### Study material:
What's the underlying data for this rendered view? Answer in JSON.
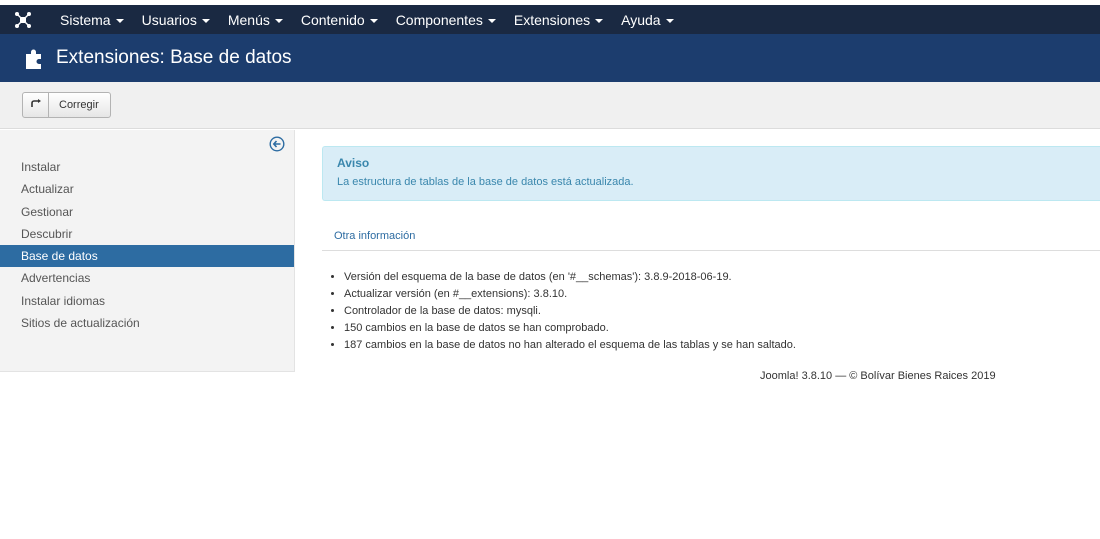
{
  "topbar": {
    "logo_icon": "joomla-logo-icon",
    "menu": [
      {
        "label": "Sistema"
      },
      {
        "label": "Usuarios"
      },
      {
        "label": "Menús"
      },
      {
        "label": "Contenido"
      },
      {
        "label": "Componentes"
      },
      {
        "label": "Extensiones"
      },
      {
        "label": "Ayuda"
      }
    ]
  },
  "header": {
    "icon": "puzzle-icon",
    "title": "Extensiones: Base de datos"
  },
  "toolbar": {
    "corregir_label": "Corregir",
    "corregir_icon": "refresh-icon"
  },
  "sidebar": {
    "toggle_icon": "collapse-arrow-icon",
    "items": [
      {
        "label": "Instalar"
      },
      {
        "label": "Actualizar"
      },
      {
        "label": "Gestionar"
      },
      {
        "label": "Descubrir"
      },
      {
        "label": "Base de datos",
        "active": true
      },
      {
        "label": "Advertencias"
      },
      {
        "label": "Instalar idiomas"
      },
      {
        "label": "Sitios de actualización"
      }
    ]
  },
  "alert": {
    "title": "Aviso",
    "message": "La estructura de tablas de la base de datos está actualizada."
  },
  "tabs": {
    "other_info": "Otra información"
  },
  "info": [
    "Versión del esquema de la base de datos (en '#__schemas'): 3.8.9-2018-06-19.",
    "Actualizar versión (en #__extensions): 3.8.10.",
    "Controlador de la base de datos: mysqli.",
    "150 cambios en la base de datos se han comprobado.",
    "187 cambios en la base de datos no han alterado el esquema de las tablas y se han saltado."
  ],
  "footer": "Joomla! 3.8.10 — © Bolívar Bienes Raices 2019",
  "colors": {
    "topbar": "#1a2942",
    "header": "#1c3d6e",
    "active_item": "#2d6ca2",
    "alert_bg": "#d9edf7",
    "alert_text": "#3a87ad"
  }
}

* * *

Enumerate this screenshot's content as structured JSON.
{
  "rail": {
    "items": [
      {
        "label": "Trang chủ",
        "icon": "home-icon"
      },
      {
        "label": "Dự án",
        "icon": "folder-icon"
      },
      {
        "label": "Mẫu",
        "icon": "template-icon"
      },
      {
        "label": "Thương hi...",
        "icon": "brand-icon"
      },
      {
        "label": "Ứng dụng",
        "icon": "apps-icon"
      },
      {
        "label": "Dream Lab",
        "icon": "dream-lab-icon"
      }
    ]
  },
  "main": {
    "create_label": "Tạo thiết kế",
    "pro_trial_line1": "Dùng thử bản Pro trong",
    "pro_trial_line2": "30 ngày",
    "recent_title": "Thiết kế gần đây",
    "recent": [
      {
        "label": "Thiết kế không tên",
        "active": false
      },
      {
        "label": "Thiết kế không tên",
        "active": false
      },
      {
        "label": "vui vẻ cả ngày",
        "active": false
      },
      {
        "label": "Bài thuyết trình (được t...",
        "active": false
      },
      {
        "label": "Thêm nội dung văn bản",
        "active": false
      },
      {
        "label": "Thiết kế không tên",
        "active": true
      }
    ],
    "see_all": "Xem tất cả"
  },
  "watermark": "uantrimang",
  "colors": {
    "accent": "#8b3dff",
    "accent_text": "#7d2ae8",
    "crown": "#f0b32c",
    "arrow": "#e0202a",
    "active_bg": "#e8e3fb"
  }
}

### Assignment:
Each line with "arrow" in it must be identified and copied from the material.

### Solution to the problem:
    "toggle_icon": "collapse-arrow-icon",
    "arrow": "#e0202a",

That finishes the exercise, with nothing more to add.